Category Archives: Parish Registers

The Northamptonshire Earthquake of 1750

English parish registers were sometimes used to record momentous events as well as baptisms, marriages and burials.  In 1750 the Reverend Thomas Barnett, Vicar of Rothwell in Northamptonshire, wrote a dramatic account of the earthquake which struck his church just as he was in the act of administering Holy Communion:

On Sunday Septr 30th 1750. We were terribly alarmed with a violent Shock of an Earthquake.  It was felt at this Town about half an hour past twelve at Noon.  I was at that time administering the Holy Sacrament, and was with the whole Congregation in the greatest Surprize.  Its first Approach was heard like a mighty Wind or rather the driving of many Coaches.  The Motion was from S.W. to N.E.  Its Continuance was as near as I could judge about half a Minute, and was very dreadful and awful. 

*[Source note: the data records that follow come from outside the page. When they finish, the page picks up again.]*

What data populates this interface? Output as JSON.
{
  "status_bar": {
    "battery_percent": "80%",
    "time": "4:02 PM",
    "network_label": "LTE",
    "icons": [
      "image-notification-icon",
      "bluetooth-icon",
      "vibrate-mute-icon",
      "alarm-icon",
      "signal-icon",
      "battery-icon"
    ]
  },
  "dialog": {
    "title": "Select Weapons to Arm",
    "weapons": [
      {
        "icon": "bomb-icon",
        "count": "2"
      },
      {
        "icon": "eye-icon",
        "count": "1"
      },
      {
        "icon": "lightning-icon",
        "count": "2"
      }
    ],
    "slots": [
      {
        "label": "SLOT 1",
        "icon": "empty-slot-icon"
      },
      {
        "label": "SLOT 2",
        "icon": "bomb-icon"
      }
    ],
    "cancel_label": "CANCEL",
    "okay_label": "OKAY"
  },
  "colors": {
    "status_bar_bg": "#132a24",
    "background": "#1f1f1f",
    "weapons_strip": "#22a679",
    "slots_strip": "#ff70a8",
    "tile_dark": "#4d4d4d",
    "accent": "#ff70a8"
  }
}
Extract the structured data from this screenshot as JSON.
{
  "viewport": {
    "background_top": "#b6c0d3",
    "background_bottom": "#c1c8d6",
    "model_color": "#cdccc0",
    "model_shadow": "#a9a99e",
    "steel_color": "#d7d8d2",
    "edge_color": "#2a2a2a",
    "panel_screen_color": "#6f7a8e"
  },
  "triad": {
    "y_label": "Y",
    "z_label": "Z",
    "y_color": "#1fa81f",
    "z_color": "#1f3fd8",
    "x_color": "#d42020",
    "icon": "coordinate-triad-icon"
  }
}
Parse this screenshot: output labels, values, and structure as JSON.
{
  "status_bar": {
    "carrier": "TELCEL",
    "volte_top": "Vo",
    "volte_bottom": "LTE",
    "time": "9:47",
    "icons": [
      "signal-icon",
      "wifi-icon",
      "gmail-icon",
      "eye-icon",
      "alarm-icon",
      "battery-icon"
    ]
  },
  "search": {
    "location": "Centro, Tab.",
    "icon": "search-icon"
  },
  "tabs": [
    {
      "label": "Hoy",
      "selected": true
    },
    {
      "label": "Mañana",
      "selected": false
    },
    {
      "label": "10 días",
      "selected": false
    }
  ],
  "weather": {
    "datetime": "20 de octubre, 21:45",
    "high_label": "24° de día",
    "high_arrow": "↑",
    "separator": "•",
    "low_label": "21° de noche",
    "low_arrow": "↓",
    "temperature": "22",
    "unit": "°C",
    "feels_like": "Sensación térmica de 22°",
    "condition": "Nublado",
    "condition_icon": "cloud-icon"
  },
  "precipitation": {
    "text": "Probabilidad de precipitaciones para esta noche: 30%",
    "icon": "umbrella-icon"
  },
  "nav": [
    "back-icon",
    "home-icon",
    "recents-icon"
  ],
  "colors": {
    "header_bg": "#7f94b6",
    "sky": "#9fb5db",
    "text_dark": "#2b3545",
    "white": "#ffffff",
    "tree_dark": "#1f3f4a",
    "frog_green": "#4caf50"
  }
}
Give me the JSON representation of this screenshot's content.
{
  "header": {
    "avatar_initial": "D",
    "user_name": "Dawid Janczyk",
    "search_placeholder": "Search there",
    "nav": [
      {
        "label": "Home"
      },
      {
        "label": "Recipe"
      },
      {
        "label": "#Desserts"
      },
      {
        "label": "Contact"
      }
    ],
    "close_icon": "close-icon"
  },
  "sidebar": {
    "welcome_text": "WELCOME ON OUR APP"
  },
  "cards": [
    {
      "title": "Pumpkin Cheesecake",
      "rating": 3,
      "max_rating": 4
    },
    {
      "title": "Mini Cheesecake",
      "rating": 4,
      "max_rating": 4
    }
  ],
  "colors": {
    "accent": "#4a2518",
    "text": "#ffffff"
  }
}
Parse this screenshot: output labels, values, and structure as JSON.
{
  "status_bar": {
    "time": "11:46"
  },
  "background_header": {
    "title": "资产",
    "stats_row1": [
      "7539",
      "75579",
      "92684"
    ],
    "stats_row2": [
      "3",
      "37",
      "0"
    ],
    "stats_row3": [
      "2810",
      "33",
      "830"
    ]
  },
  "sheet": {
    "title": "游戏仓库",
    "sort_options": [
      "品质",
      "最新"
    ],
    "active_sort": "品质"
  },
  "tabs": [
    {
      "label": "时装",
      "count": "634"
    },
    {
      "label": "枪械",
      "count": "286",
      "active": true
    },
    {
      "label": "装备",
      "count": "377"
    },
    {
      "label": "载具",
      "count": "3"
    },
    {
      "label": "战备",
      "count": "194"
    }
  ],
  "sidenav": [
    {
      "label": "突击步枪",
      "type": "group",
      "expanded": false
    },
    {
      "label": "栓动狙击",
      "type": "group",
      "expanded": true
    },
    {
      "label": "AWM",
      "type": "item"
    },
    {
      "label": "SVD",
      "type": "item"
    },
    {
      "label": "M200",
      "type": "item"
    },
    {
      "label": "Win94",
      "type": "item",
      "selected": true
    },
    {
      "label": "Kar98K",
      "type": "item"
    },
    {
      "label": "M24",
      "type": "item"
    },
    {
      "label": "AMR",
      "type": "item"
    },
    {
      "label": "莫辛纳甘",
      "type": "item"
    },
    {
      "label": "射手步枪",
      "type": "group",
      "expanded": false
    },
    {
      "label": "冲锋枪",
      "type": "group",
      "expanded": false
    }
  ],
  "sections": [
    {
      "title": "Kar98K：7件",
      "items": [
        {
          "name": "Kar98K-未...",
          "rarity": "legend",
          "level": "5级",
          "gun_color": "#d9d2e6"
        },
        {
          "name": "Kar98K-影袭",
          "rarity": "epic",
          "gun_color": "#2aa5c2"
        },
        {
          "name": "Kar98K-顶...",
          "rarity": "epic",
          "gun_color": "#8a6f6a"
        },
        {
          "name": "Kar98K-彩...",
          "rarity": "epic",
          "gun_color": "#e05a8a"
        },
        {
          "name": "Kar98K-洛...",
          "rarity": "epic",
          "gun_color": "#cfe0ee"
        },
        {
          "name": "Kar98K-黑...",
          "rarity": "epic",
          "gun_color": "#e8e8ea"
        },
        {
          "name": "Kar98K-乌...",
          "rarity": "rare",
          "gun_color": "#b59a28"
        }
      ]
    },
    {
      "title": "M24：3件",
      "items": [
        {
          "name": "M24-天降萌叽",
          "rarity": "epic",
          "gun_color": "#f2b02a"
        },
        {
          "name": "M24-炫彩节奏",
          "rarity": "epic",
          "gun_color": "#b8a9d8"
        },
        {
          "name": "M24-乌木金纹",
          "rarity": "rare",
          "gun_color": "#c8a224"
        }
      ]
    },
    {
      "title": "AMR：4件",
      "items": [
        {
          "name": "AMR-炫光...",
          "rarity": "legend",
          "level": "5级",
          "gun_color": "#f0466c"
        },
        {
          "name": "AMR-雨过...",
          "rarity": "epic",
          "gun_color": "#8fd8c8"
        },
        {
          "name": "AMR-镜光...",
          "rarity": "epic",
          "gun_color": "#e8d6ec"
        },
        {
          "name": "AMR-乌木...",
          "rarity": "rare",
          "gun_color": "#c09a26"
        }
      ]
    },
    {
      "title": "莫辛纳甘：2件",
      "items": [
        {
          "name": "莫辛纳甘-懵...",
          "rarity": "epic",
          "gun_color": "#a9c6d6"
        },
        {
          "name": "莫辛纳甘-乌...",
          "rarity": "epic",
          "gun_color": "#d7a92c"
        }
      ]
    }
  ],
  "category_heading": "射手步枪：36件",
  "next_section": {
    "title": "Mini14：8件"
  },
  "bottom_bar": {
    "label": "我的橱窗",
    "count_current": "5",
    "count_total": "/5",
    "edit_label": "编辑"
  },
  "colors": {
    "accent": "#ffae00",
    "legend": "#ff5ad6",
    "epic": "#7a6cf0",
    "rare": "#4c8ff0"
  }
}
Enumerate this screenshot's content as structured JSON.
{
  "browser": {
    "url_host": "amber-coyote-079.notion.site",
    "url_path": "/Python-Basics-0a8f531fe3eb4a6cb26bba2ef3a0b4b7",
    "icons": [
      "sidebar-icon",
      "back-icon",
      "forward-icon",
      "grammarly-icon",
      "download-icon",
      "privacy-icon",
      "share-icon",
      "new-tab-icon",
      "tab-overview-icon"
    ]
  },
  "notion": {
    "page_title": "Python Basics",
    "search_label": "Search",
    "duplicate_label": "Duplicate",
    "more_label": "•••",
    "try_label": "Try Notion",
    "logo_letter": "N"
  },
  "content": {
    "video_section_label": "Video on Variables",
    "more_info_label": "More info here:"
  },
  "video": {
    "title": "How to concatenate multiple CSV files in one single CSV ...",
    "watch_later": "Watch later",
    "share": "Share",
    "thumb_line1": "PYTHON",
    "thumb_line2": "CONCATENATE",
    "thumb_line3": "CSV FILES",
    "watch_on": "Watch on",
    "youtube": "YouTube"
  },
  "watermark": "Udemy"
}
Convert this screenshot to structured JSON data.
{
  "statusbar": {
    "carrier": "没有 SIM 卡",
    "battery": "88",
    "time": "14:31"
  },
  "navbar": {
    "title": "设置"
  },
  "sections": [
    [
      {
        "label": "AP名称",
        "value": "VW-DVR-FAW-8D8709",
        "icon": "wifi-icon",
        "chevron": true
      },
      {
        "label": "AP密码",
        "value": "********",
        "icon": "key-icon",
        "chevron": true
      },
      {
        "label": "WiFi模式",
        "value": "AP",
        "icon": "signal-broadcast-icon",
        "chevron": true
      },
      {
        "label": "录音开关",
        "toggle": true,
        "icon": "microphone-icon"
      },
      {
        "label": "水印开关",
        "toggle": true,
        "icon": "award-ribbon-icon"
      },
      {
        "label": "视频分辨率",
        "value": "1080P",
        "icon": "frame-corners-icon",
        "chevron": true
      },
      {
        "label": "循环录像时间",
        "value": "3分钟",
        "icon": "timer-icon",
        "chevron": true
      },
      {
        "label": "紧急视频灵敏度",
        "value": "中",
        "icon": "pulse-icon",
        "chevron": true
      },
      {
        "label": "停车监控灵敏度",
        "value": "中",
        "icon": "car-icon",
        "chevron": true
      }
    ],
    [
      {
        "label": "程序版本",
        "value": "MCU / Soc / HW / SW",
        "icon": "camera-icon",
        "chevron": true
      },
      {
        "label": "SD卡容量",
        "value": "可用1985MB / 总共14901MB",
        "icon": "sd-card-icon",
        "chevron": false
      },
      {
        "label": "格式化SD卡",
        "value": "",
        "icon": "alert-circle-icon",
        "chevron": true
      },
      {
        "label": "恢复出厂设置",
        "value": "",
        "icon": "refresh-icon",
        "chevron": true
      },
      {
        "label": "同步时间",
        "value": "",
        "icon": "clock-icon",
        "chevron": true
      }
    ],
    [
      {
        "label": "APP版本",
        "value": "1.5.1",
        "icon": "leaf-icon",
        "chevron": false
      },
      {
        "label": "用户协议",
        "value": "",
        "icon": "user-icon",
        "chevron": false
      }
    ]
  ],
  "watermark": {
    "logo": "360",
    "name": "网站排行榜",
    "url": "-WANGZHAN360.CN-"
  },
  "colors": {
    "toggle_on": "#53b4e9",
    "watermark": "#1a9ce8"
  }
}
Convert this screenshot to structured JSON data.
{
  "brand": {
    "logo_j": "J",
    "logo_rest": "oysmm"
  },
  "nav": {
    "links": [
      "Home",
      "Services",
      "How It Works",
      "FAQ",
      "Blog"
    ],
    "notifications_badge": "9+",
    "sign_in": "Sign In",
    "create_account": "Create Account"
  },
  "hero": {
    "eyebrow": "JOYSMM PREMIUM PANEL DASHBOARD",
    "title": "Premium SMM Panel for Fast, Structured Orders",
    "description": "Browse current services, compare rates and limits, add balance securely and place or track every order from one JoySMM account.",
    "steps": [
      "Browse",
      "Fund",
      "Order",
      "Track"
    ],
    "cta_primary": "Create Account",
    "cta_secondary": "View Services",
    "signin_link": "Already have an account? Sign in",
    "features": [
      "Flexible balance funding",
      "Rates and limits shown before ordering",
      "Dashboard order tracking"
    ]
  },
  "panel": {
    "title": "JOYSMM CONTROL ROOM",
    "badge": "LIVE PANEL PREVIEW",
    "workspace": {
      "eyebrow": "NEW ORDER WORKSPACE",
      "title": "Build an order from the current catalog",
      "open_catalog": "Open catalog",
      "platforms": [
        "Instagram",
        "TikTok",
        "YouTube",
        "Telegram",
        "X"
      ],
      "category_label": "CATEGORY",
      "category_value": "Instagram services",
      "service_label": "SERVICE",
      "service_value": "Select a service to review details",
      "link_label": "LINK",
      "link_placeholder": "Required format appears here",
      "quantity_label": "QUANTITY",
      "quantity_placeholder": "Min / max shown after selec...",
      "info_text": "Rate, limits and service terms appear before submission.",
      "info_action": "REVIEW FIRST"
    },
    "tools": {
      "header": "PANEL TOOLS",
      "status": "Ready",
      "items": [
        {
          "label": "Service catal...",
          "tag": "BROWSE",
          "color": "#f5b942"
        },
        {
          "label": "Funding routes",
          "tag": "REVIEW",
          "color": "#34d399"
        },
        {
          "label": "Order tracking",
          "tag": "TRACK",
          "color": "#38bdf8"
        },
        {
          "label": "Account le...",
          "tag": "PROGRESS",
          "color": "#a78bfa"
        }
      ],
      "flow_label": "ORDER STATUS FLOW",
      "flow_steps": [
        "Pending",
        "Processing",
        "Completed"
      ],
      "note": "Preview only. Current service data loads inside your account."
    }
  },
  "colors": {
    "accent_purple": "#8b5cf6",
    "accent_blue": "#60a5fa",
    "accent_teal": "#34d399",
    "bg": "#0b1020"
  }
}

The Earth was sensibly perceived to heave under our Feet.  The Church totter’d from its Foundation, and the East Window shook most violently, as if all was coming down, and from the Roof, which we thought was falling on us, we heard dreadful Crackings three or four Times, as if great prodigious Weights were flung upon it.  In Fear and Trembling we expected instant Death, either by being crush’d under the Ruins of the Church or else that we should have been swallowed up alive; but as Almighty God directed, no Harm happen’d unto us.  They who were in the Churches or Houses were more sensibly affected and felt it most, than those who were walking.  It was felt in all the Neighbouring Towns of Northamptonshire and Leicestershire.

Rothwell, Northamptonshire

A more phlegmatic and secular account of the same event was provided by the steward to the Earl of Cardigan (whose seat was Deene Park, Northamptonshire). Like the Vicar of Rothwell, the steward compared the sound to the rumble of a heavy coach:

… The Noise that preceded the Earthquake was, for a few Seconds, like the rumbling of a Coach upon a Bridge … The Force of the Shock was chiefly, if not entirely lateral; and so considerable, as that several People, who were sitting in Chairs, catched at the Walls, Tables, and such things as stood next them, expecting they should be thrown down: Buildings of all Kinds were shaken greatly; and the Beds, Chairs, and such things as stood above-stairs were displaced, and rocked about very much: Windows were shaken as if they would have been broken; and in several Places Pewter upon Shelves in Kitchens thrown upon the Floor…. I have not heard of any Damage being done by it more than some Chimnies thrown down, but nobody hurt by them.

The Northamptonshire Earthquake followed the London Earthquakes of 8 February and 8 March 1750. These similarly caused little damage and no fatalities, but many people thought they were a sign of divine wrath.  

‘Like the sound of heavy carriages’

Five years later, English parish registers show parishioners donating money to the survivors of the catastrophic Lisbon earthquake and tsunami, which struck on All Saints Day 1755 and led to more than 10,000 deaths, destroying a third of the city.  According to a British merchant who survived it, the Lisbon earthquake too began with ‘a rushing noise, like the Sound of heavy Carriages, driving hard at some Distance’.


Sources

Parish Registers of Rothwell, Northamptonshire: frontispiece to ‘Rothwell Register 1708–96’ (Northamptonshire Archives, digitised by Ancestry).

Kenneth Maxwell, ‘Lisbon 1755: The First ‘Modern’ Disaster (but if modern, how is it so?); University of Oxford, https://public.mml.ox.ac.uk/files/windsor/5_maxwell.pdf.

‘Roads, and those in Tring’, Tringlocalhistory.org.uk.

‘An Account of the Earthquake Which Happen’d about a quarter before One O’Clock, on Sunday, September 30, 1750, by Mr. – Steward to the Earl of Cardigan’, Philosophical Transactions (1683-1775), vol. 46, pages 721–23. JSTOR. Accessed 6 May 2024.